Jangled nerves turned to loud applause as Whangārei District councillors voted in favour of progressing an $89 million conference centre, starting with investigations and design work.
The decision, at an extraordinary council meeting yesterday, means WDC will spend $1m of unbudgeted operational expense on investigations to better understand potential costs and will undertake public consultation.
The Government is giving $60m towards the Oruku Landing Conference and Events Centre on Riverside Dr while WDC had proposed to include $23m in its Long-Term Plan but pulled out after the Northland Regional Council reduced its funding, from $14m to $6m.
Ditching the project means losing $60m which Whangārei mayor Sheryl Mai said was "really enticing" but there were many unknowns about the project that needed to be clarified.
"We don't know what the final project cost will be and that's a position that none of us like to be in. That's a horrible place to be in for our ratepayers," she said prior to yesterday's vote.
However, she said every decision has a consequence in that any additional asset WDC built on behalf of its ratepayers came at a cost.
Mai said jobs were among the benefits of constructing a hotel and conference centre, as has been the case with building the Hundertwasser Art Centre, the new Whangarei Boys' High School, and other projects in and around the city.
She acknowledged potential rates rise as a result of putting council funding into the conference centre would be difficult for ratepayers.
A district-wide rates increase of 5.5 per cent, based on current project cost estimates and available funding, or an average increase of about 22.3 per cent if sourced solely from commercial ratepayers in central Whangārei, is a possibility under the option Councillors have chosen.
The highest increase from a commercial targeted rate would equate to more than $5300 per Separately Used or Inhabited Part of a rating unit (SUIP).
Northland Development Corporation is spearheading the hotel and conference centre development and director Barry Trass said the WDC decision was a step in the right direction.
"I felt very positive they were going to say yes because the town needs it. They're talking about other towns around the country that have them far smaller than Whangārei is.
"We've been talking about a theatre-cum-events centre for a long, long time but have never been able to get across the line and the reality is without that $60m from the Government, I'd struggle to ever think that the council or the community would be able to do on its own."
Councillors Gavin Benney, Carol Peters, Ken Couper, Jayne Golightly, Greg Innes, Phil Halse, and Vince Corurullo voted in favour of the council progressing to the next stage of the project.
Those against were Councillors Nicholas Connop, Tricia Cutforth, Greg Martin, Simon Reid, and Shelley Deeming.
Mai and Cr Anna Murphy abstained.
Speaking prior to the vote, Connop said while there was a need for a hotel and entertainment centre in Whangārei, the Covid situation threw up a lot of uncertainties and raised concern about a possible rates' rise particularly on small businesses and senior citizens.
Couper said the conference centre fitted the District Plan and provided a path for people to invest in the city.
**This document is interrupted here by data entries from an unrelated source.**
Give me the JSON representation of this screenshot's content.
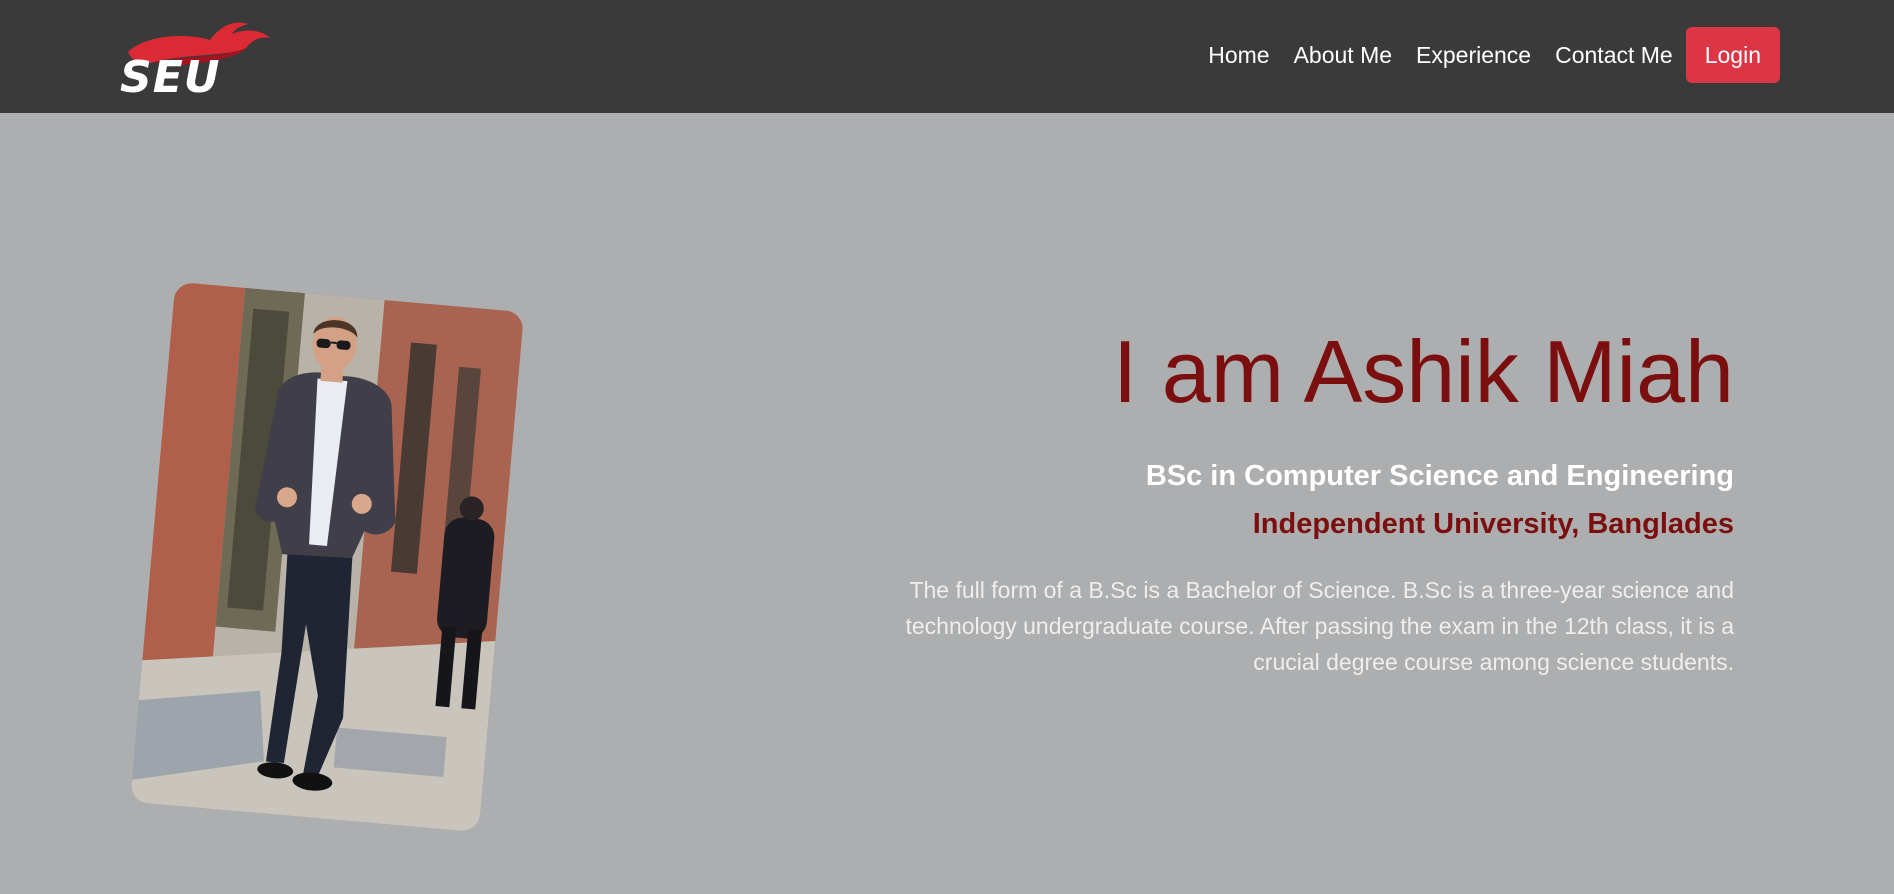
{
  "brand": {
    "logo_text": "SEU",
    "logo_flame_color": "#dc2a35"
  },
  "nav": {
    "items": [
      {
        "label": "Home"
      },
      {
        "label": "About Me"
      },
      {
        "label": "Experience"
      },
      {
        "label": "Contact Me"
      }
    ],
    "login_label": "Login"
  },
  "hero": {
    "title": "I am Ashik Miah",
    "degree": "BSc in Computer Science and Engineering",
    "university": "Independent University, Banglades",
    "description": "The full form of a B.Sc is a Bachelor of Science. B.Sc is a three-year science and technology undergraduate course. After passing the exam in the 12th class, it is a crucial degree course among science students."
  },
  "colors": {
    "navbar_bg": "#3a3a3b",
    "page_bg": "#adaeaf",
    "accent_dark_red": "#7b0f0f",
    "button_red": "#dc3545"
  }
}
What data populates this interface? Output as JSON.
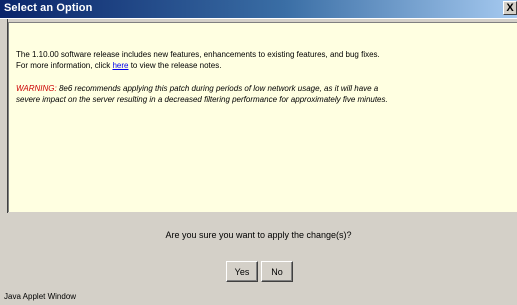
{
  "window": {
    "title": "Select an Option",
    "close_glyph": "X"
  },
  "content": {
    "para1_line1": "The 1.10.00 software release includes new features, enhancements to existing features, and bug fixes.",
    "para1_line2_prefix": "For more information, click ",
    "para1_link": "here",
    "para1_line2_suffix": " to view the release notes.",
    "warning_label": "WARNING:",
    "warning_line1_rest": " 8e6 recommends applying this patch during periods of low network usage, as it will have a",
    "warning_line2": "severe impact on the server resulting in a decreased filtering performance for approximately five minutes."
  },
  "dialog": {
    "question": "Are you sure you want to apply the change(s)?",
    "yes_label": "Yes",
    "no_label": "No"
  },
  "status_bar": {
    "text": "Java Applet Window"
  },
  "colors": {
    "titlebar_start": "#0a246a",
    "titlebar_end": "#a6caf0",
    "panel_background": "#ffffe1",
    "warning_red": "#cc0000",
    "link_blue": "#0000ee",
    "chrome_gray": "#d4d0c8"
  }
}
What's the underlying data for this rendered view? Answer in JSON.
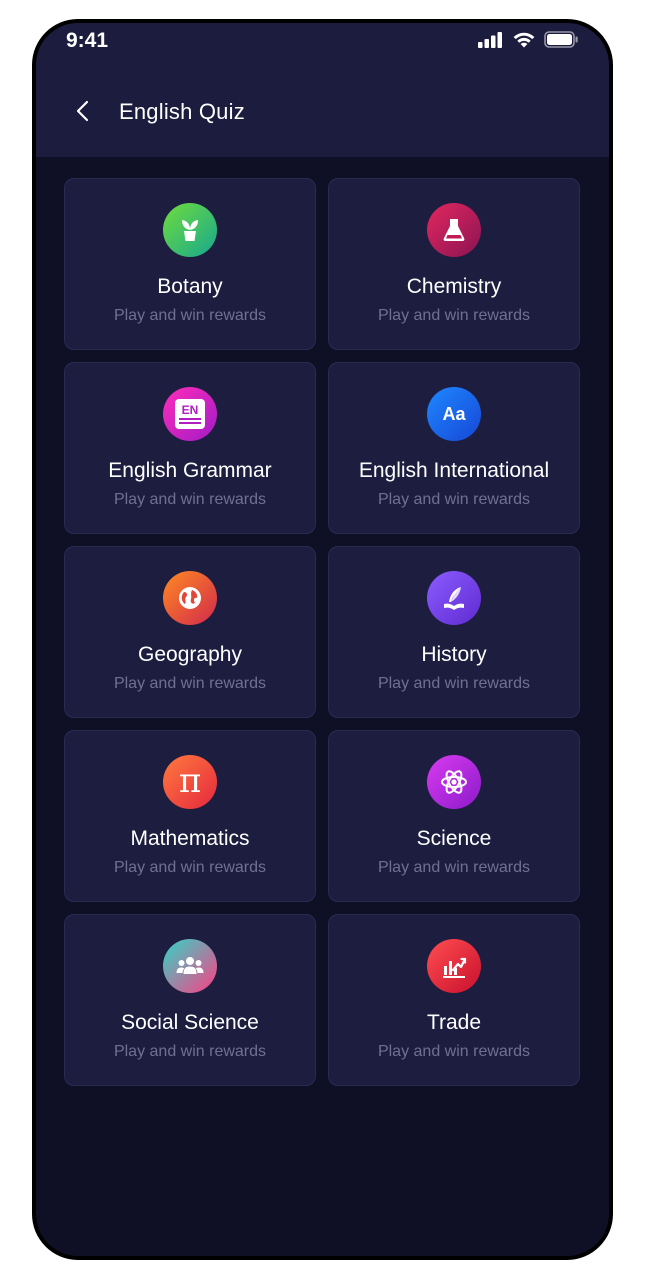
{
  "status": {
    "time": "9:41"
  },
  "header": {
    "title": "English Quiz"
  },
  "categories": [
    {
      "name": "Botany",
      "subtitle": "Play and win rewards",
      "icon": "plant-pot-icon"
    },
    {
      "name": "Chemistry",
      "subtitle": "Play and win rewards",
      "icon": "flask-icon"
    },
    {
      "name": "English Grammar",
      "subtitle": "Play and win rewards",
      "icon": "en-book-icon"
    },
    {
      "name": "English International",
      "subtitle": "Play and win rewards",
      "icon": "aa-text-icon"
    },
    {
      "name": "Geography",
      "subtitle": "Play and win rewards",
      "icon": "globe-icon"
    },
    {
      "name": "History",
      "subtitle": "Play and win rewards",
      "icon": "quill-book-icon"
    },
    {
      "name": "Mathematics",
      "subtitle": "Play and win rewards",
      "icon": "pi-icon"
    },
    {
      "name": "Science",
      "subtitle": "Play and win rewards",
      "icon": "atom-icon"
    },
    {
      "name": "Social Science",
      "subtitle": "Play and win rewards",
      "icon": "people-group-icon"
    },
    {
      "name": "Trade",
      "subtitle": "Play and win rewards",
      "icon": "trade-chart-icon"
    }
  ],
  "icon_texts": {
    "en": "EN",
    "aa": "Aa",
    "pi": "π"
  }
}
"If we don't take the $60m from the Government, we'll all be left behind, per head of population. We now have that opportunity to secure that funding for our town."
Cutforth said ratepayers were understandably unclear about the benefits of a conference centre, in light of the amount of money being asked to put forward.
Investing money in this climate would throw up more costs and she believed the risks outweighed the benefits.
On balance, Peters said voting for the next stage provided an opportunity for the council to look at what costs could be saved, while Golightly highlighted the need to seek public feedback.
Innes was also of the view that further investigation around the many uncertainties was the next logical step.
"Everyone is frightened about rates going up but we need to have a good discussion with the community. We've got $60m from the government and really this motion takes us further in terms of information gathering."
Deeming said ratepayers were already struggling to pay for the hire of smaller venues like Forum North and Semenoff Stadium, let alone a bigger facility like the proposed conference centre.
"I am really struggling to see how the conference centre will provide the economic stimulus for the city. We have to face the fact that someone has got to pay," she said.
Martin said it was not be prudent to get involved into a project like this without doing a peer review in terms of costs, design, and consenting.
Halse said Whangārei had the third lowest residential rate in New Zealand and a very low debt level per capita.
The district has never had a 50 percent subsidy from the taxpayers for a project like the new conference centre which he said would add value to the existing amenities.
The conference centre forms part of the wider $220m Oruku Landing development on the 12,460sq m site, which would also include a four-star hotel and apartments.
The council accepts the conference and events centre will not provide a positive direct commercial return, however, it may be a catalyst for economic activity in the form of other developments.
The centre may help support other attractions and provide amenity and recreational value, WDC said.